At the peak of Tanzania’s coffee season, some coffee millers located in Ugandan border towns saw their daily turnover rise to Ush30 million ($7,877) as some local players commenced preparations for this year’s buying season.

As a result, the number of coffee millers operating in towns such as Masaka located in central Uganda has reportedly increased from less than 20 in the recent past to more than 200 to date, inspite of modest local coffee output.

Total cross border coffee exports sourced from Tanzania are projected to account for 15 per cent of overall robusta coffee output from western Uganda, a region that contributes roughly 40 per cent of the country’s robusta beans, according to Robert Byaruhanga, a trade and purchasing manager at Kyagalanyi Coffee Ltd, Uganda’s largest coffee buyer and exporter with annual earning in excess of $200 million.

“The change in Tanzania’s coffee sector laws has created a big boom for Uganda's coffee industry this year. This dramatic twist in the business environment has attracted many new players of late, particularly coffee millers located close to the Uganda-Tanzania border areas like Isingiro district in western Uganda.

The qualities of Ugandan and Tanzanian coffee are fairly uniform largely because of the blending value that both offer to international roasters.

But we have experienced a few quality-related problems with washed coffee brought from Tanzania due to delays by some transporters hired to deliver to Uganda.
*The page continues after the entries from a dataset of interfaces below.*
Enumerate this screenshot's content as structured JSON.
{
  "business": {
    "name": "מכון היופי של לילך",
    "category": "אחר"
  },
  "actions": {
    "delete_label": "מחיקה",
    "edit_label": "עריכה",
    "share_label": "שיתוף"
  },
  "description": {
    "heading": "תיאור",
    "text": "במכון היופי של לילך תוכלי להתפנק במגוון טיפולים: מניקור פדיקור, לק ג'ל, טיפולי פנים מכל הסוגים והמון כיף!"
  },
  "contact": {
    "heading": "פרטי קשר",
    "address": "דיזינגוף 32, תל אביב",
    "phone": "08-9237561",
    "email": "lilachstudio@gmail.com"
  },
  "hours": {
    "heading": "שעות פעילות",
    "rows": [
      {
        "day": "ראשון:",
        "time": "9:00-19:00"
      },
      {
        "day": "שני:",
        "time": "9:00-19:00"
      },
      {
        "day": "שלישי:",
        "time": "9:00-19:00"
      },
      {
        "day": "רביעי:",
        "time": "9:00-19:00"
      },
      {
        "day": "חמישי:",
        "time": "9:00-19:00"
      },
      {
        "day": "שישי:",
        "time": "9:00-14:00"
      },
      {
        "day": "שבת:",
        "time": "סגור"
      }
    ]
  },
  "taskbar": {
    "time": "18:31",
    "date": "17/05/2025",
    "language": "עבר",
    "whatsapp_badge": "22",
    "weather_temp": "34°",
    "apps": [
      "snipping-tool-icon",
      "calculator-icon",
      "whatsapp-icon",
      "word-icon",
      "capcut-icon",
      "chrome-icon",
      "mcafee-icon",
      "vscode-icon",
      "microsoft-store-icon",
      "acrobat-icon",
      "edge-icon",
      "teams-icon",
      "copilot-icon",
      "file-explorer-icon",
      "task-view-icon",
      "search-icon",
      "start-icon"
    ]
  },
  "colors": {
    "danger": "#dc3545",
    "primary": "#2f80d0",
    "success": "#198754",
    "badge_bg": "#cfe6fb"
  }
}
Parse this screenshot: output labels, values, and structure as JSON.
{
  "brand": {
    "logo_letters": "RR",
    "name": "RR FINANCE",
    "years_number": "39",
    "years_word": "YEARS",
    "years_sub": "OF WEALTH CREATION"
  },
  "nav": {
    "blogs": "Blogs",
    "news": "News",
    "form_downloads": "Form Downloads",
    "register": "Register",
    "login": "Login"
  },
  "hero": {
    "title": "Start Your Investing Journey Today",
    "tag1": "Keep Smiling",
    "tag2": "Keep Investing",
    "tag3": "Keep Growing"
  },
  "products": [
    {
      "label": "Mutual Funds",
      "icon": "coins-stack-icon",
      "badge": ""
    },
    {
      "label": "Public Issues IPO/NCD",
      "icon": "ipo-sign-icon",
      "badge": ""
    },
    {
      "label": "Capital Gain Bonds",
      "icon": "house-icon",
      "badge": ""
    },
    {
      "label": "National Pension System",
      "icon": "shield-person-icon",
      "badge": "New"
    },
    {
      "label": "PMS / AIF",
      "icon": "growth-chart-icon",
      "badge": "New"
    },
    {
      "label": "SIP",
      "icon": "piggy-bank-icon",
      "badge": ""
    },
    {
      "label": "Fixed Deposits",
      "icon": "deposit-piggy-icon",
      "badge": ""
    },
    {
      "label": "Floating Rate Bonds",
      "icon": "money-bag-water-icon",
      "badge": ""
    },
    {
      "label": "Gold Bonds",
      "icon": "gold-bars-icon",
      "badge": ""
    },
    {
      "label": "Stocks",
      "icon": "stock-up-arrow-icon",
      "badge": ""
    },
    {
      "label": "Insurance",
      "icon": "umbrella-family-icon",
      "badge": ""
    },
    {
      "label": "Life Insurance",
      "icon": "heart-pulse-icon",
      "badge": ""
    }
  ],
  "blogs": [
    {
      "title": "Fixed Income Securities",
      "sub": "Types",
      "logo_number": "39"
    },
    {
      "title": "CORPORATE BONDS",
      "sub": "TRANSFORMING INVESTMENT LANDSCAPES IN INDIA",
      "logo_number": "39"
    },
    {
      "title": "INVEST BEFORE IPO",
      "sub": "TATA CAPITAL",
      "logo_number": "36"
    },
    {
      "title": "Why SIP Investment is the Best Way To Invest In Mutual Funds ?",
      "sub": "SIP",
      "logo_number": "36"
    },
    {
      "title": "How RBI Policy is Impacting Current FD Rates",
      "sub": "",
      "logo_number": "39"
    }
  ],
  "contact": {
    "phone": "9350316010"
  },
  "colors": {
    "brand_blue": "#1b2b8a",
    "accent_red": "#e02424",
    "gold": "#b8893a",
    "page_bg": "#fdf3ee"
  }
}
However, policy uncertainty remains a big challenge for local and foreign players in Tanzania’s coffee industry,” said Byaruhanga.

“We have not yet received any samples of Tanzanian coffee. Most of our coffee beans are supplied by farmers in eastern Uganda and are of high grade standard suitable for production of roasted fine coffee.

“But the cost of coffee milling equipment on the local market depends more on design features than the source of production,” said Aziz Kasirye, an employee of Star Café Ltd, a coffee roasting and packaging company.

The price of coffee milling equipment sold on the local market lies in the range of Ush3 million ($788)-Ush7million ($1,838) per unit.

Uganda’s coffee exports grew from around 3.3 million 60-kilogramme bags in 2015/16 to 4.6 million 60-kilogramme bags in 2016/17.

Total coffee exports increased to 4.8 million bags between February 2017 and February 2018 and are forecast to hit five million bags at the end of this year, according to industry players.

The country’s coffee exports are valued at roughly $500 million per year.

Robusta coffee, a variety traditionally grown on flat land, accounts for more than 60 per cent of Uganda’s coffee output.

Rising coffee production are partly attributed to the introduction of new varieties and improved weather noticed in some key growing areas.

Consequently, crop yields registered in some areas of central Uganda have risen from three kilogrammes per tree in 2008 to 15 kilogrammes per tree today.